7Heterosexual Women Still Seem To Like Men To Take The Lead
While the above is ~very interesting~, Match found that heterosexual women still tend to be more traditional in preferring that men initiate certain things. The data found that 29 percent of women initiate the first kiss with men while 23 percent initiate sex for the first time. As far as getting a phone number? Thirteen percent of women surveyed said they'll ask a guy for his number.
8Some Women ~Do~ Take The Lead, Though
So, the date goes well, or several do, and perhaps the feminist woman and her male date end up at one of their places. Then what? According to Match's data, feminist women were 95 percent more likely to switch up who took the lead in the bedroom.
Side note: Men who were not feminists were 92 percent less likely to want a woman to take the lead. In addition, feminist women were also 25 percent more likely to initiate sex for the first time, 23 percent more likely to request oral sex, 45 percent more likely to offer oral sex, and 32 percent more likely to ask for an orgasm.
9This Is What Defines A "Strong" Woman
Men and women agreed that a "strong" woman has the following top traits: confidence (64 percent of men and 73 percent of women), intelligence (69 percent of men and 65 percent of women), and a sense of independence (53 percent of men and 67 percent of women). I'm surprised that those percentages are not higher, but...
10Overall, Here's How Women Date
As far as how women date, Match found that women ~can~ have it all, and that 14 percent of high-achieving women are single, balancing their busy careers with dating. (Yep!) These women were 47 percent more likely to have dated last year, and 41 percent more likely to have had sex. They were also more likely to flirt at the gym (71 percent) or at a sporting event (116 percent). Raise your hand if you've done either — thought so! I actually don't use these tactics, but have many friends who do! And it seems to work! In addition, these women were 55 percent more likely to want to get married.
11Women Still Feel *A Lot* Of Pressure
In order of pressure, the women surveyed felt the most regarding their finances (65 percent), career (58 percent), and finding a relationship (51 percent). That all stated, 150 percent were more likely to feel like their incomes made dating easier. However, the women were also 29 percent more likely to feel pressure to get married.
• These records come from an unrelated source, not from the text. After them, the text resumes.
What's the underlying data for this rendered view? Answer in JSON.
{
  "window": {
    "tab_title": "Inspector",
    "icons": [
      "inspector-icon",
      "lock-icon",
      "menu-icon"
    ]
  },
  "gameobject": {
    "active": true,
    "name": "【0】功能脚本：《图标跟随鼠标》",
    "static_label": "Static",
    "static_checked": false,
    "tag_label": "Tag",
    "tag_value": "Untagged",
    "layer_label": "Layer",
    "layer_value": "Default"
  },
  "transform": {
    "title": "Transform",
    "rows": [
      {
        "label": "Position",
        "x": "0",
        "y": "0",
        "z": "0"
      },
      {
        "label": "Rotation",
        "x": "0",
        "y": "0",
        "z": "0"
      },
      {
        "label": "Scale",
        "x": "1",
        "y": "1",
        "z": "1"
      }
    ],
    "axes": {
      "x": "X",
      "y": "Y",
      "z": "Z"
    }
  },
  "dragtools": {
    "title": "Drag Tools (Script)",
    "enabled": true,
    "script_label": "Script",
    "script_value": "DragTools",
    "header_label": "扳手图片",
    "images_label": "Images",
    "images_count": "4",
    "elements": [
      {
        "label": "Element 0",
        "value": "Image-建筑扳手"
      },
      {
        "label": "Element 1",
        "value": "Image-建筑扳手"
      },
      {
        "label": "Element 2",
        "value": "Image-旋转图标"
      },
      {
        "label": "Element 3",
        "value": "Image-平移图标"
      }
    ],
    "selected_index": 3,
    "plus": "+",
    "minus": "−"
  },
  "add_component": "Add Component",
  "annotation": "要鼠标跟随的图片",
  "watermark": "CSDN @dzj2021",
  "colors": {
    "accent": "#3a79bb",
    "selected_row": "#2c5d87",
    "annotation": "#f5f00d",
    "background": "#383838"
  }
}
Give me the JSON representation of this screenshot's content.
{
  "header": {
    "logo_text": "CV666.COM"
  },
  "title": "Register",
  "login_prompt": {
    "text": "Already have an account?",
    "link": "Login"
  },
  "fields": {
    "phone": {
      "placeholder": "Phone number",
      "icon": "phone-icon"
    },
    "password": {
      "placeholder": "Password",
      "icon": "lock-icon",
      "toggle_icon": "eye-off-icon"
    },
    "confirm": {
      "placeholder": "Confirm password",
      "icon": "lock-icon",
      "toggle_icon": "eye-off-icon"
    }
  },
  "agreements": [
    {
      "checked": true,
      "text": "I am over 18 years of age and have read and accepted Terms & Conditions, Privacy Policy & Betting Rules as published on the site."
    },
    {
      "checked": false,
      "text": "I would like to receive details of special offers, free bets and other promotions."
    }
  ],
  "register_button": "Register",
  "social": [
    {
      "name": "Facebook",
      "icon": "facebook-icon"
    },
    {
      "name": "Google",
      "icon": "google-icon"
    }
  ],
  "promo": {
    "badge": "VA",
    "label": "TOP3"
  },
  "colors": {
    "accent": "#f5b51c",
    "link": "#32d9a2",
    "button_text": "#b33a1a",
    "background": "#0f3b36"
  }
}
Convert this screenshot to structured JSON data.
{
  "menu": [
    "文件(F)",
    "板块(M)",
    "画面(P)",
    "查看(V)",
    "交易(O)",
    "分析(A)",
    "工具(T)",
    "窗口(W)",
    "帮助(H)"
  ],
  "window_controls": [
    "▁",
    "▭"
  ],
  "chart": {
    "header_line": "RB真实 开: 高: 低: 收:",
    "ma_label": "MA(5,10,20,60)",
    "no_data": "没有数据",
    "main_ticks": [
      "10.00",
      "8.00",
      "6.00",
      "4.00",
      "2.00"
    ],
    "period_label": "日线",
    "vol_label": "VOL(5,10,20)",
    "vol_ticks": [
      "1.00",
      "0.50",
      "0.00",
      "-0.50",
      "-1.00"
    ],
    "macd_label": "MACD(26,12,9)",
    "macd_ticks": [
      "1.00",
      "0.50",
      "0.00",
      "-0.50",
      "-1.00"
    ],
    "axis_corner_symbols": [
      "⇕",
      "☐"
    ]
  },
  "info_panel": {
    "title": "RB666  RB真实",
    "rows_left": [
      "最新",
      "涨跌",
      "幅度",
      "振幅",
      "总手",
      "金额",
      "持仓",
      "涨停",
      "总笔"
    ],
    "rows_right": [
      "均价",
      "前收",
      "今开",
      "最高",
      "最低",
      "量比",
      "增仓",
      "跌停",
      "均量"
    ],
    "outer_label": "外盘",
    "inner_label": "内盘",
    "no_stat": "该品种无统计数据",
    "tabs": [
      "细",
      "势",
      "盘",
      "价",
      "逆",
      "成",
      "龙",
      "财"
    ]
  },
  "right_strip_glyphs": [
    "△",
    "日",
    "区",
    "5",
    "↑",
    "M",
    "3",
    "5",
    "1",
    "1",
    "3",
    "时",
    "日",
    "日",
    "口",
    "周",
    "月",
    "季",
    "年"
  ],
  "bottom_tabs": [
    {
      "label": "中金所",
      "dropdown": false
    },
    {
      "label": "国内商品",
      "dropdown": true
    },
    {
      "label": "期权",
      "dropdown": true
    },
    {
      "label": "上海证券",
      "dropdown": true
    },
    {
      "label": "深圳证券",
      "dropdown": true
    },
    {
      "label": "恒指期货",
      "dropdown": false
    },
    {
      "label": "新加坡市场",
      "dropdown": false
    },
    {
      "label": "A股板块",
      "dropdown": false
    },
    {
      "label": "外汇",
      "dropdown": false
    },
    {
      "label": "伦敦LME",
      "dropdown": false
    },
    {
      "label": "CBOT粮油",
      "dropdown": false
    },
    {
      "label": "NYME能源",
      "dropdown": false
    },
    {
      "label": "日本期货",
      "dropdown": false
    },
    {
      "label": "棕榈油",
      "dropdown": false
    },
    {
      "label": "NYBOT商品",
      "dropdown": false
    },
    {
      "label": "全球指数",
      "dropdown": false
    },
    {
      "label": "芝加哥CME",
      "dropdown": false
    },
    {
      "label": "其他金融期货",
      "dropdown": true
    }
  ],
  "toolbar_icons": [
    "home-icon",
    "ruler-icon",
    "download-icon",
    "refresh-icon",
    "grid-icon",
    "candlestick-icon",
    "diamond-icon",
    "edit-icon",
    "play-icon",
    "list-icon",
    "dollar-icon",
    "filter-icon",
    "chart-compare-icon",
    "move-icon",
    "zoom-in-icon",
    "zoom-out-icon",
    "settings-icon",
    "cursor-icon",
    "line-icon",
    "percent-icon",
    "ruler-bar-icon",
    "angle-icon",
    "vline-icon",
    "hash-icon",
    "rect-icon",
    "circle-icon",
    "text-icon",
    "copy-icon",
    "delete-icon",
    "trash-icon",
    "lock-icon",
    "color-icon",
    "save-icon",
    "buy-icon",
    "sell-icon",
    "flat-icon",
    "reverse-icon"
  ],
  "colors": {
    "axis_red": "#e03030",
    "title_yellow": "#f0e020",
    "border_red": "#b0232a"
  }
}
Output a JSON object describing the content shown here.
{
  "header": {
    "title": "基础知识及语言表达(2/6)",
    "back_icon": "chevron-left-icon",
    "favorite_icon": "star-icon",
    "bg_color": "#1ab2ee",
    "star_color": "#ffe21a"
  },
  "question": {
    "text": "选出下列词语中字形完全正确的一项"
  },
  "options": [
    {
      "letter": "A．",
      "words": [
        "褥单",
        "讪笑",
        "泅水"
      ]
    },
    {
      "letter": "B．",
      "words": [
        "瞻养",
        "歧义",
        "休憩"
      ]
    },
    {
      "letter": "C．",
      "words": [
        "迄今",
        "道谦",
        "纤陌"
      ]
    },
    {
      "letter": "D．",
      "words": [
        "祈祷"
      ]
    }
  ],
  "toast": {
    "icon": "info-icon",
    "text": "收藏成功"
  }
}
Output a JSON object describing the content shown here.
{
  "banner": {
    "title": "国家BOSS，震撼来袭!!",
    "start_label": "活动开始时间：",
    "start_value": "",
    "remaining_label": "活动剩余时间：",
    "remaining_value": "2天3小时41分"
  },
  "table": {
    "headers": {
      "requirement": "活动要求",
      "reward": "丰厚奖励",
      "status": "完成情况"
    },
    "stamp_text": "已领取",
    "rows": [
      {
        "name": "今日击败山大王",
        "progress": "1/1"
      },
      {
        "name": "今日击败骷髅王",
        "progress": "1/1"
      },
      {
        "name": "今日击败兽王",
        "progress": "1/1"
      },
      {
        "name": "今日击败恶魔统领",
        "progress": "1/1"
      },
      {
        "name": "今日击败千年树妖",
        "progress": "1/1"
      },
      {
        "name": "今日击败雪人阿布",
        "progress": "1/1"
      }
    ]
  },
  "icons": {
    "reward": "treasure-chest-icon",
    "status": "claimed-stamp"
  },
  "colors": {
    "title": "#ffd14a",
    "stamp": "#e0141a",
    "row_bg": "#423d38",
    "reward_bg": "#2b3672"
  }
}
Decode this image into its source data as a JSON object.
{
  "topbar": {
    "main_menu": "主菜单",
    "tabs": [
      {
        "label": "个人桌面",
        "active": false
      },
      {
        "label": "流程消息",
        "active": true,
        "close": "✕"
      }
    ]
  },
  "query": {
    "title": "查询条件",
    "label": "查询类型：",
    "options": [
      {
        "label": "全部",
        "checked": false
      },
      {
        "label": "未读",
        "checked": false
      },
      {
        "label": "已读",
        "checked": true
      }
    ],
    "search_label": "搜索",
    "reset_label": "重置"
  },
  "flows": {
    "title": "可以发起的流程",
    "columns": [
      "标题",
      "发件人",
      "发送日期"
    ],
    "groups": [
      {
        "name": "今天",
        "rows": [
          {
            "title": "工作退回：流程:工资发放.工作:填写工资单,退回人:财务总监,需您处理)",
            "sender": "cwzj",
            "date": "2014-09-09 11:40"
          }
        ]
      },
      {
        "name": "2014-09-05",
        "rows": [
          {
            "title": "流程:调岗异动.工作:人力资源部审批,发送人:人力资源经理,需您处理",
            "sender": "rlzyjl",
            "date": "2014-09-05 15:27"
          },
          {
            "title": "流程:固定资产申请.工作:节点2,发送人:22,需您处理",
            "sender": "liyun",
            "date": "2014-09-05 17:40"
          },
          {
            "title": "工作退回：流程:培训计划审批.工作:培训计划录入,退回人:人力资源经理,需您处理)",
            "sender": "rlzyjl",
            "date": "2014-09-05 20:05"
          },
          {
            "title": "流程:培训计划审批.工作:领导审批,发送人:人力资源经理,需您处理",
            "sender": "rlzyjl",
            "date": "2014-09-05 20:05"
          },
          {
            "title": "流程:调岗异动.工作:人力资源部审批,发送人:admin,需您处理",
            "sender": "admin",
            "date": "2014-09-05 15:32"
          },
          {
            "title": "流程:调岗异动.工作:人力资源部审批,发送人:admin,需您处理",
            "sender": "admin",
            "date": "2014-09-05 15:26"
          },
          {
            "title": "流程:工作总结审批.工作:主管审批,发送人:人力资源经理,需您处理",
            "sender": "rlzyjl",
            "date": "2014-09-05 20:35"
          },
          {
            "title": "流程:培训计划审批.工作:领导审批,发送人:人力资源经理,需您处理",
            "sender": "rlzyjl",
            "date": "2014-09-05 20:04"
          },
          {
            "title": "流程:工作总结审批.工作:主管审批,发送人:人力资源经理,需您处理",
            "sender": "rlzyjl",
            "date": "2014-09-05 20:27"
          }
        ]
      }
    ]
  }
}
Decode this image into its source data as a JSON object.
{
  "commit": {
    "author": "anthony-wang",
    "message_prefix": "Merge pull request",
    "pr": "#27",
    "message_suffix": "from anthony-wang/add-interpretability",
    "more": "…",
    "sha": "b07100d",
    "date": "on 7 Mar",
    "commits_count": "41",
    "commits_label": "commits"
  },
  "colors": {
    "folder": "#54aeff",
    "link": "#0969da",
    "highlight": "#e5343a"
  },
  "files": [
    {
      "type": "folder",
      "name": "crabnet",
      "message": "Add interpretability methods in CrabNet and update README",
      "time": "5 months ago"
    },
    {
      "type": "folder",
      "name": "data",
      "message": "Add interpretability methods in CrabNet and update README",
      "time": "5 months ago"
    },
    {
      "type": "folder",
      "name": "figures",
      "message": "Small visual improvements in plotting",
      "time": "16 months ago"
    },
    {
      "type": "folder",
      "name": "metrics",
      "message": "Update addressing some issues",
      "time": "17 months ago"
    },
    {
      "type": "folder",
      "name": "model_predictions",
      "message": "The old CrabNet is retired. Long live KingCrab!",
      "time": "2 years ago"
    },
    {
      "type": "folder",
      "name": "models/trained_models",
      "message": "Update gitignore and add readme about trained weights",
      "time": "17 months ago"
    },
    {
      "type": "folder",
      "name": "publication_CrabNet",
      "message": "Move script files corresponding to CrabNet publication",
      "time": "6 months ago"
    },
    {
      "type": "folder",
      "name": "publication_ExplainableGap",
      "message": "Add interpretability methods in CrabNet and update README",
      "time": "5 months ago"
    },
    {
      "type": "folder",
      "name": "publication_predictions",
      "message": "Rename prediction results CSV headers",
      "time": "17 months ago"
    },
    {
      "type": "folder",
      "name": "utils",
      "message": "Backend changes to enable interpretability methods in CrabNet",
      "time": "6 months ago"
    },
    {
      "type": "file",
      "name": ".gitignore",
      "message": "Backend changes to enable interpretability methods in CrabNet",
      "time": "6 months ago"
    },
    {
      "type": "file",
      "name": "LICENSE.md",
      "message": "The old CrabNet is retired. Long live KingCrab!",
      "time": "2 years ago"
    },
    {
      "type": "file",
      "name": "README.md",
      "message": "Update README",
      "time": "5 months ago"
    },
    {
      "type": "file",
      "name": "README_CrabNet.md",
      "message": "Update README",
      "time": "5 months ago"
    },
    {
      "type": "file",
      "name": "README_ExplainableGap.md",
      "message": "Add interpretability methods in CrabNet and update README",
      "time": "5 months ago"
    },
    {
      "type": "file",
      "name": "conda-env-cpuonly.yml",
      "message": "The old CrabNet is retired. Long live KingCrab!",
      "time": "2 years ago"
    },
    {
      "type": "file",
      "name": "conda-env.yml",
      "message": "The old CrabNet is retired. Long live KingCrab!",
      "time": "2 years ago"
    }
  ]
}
Again, who else can relate?! Isn't it funny (or not!) when we've only gone on a few dates with someone and our family or friends are already asking marriage-minded questions?!
How do you view feminism, and how does your dating style compare? I guess that's the real question and what matters, right?